  • Although Finance Committee Chairman Max Baucus said that an agreement is close, other Senators expressed frustration with the negotiating process. Baucus said that a bill “will be ready when it's ready.” Senate Majority Whip Richard Durbin said that members are feeling a “level of frustration” because they have little information about the Finance Committee’s negotiations. Durbin added, “This is really behind closed doors with six senators, the rest of us are truly on the outside. We get information from time to time, but it really isn't specific.” Today, Durbin said that he hopes the Finance Committee can finish its work before the August recess. Durbin continued, “I think it’s very important, and I hope we get it done. I still have my fingers crossed and feel good about it. And there are some people in the House, some Members of the House, are waiting on that to see that the Senate Finance Committee can actually produce a bill.”
  • Today, one of the Republican negotiators working on the Finance bill denied they were close to an agreement. Senator Mike Enzi said, “We still have several areas where we haven’t been able to come to a consensus. No deal is at hand and substantive issues, big and small, remain under discussion and need to be resolved. We need to keep working together. I will need to see complete language and a final estimate from the Congressional Budget Office before I can agree to any health care reform bill.”
  • Baucus said that the preliminary cost estimate by the Congressional Budget Office of health care reform legislation the committee is drafting is less than $900 billion over 10 years. Baucus added, “The current draft of the bill scores below $900 billion over 10 years, covers 95 percent of all Americans by 2015, and is fully offset. In fact, according to the preliminary CBO report, the bill would actually reduce the federal deficit the 10th year by several billion dollars.”
  • In addition to taxing insurance companies that sell “Cadillac” health plans, the Finance Committee has been discussing a proposal to establish a co-op system of health care coverage. Senate Budget Chairman Kent Conrad said the plan being discussed would permit co-ops to operate on state, regional, and national levels. States could form regional co-ops while Conrad did not specify what type of entity would form a national co-op.

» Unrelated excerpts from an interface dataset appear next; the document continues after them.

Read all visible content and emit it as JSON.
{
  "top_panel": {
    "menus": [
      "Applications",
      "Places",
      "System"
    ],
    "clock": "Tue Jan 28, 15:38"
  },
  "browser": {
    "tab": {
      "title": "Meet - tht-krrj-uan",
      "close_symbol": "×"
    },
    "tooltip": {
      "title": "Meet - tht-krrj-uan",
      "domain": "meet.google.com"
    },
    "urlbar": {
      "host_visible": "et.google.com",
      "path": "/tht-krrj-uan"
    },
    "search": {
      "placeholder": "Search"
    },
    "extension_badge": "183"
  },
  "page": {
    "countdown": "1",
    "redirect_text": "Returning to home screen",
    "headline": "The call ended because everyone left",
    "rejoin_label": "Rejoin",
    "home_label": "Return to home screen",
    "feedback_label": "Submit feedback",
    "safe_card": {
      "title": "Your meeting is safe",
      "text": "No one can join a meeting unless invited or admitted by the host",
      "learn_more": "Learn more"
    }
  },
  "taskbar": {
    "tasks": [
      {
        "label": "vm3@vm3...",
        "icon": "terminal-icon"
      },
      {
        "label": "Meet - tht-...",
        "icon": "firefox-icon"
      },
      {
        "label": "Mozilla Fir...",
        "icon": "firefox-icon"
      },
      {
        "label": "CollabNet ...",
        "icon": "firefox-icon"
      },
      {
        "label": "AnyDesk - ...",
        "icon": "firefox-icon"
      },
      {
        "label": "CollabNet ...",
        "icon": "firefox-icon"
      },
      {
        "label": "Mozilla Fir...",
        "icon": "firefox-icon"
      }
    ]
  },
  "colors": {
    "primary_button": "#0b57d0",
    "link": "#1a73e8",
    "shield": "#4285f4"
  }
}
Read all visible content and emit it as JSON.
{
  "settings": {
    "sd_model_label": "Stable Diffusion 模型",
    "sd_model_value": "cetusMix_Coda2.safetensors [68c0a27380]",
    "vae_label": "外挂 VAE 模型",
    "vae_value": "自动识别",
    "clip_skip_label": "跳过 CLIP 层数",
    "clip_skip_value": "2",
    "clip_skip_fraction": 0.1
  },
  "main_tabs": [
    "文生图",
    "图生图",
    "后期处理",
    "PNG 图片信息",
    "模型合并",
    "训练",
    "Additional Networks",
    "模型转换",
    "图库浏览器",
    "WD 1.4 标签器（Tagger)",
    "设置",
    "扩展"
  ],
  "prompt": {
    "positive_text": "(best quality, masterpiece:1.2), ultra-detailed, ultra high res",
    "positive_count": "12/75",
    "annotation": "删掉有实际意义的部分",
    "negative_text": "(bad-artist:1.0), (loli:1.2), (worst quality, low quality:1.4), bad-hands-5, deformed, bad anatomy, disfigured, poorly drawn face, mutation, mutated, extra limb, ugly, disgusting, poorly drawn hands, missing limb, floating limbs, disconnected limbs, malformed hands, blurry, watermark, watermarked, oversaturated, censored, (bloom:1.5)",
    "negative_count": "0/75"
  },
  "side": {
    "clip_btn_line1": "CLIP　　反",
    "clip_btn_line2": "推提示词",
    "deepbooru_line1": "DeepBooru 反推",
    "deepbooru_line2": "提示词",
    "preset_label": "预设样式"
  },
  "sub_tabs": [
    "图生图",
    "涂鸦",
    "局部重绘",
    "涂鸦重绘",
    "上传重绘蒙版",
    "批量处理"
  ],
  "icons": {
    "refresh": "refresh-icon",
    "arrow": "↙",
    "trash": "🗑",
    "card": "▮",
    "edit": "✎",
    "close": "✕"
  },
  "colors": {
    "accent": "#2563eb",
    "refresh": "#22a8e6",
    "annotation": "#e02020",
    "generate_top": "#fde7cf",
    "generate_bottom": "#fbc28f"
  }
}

TAX BILL INTRODUCED JULY 28th:
H.R. 3367:  To amend the Internal Revenue Code of 1986 to extend and modify the credit for new qualified hybrid motor vehicles.
Sponsor: Rep Levin, Sander M. [MI-12] (introduced 7/28/2009)      Cosponsors (6)

INTERNAL REVENUE SERVICE - CIRCULAR 230 DISCLOSURE:
As provided for in Treasury regulations, advice (if any) relating to federal taxes that is contained in this communication (including attachments) is not intended or written to be used, and cannot be used, for the purpose of (1) avoiding penalties under the Internal Revenue Code or (2) promoting, marketing or recommending to another party any plan or arrangement addressed herein.

STEPTOE & JOHNSON LLP - TAX PRACTICE
Steptoe & Johnson LLP has one of the largest and most diverse law firm tax practices in the country. The practice covers the entire spectrum of federal taxation, including representation of businesses before the Congress, Treasury and the national office of the IRS; transactional planning for domestic and multinational corporations; complex audit and controversy work for corporations and other business interests contesting IRS adjustments; litigation before the Tax Court, Court of Federal Claims, district courts, courts of appeals and the Supreme Court. The firm's tax practice also encompasses all aspects of employee benefits (ERISA), executive compensation, tax-exempt organizations and charitable giving. Steptoe has an extensive state and local tax practice, representing an array of business clients on complex sales and use tax, corporate income tax and property tax matters, both advising those clients and handling audits, administrative appeals, and litigation for them. Read more information on Steptoe's tax practice.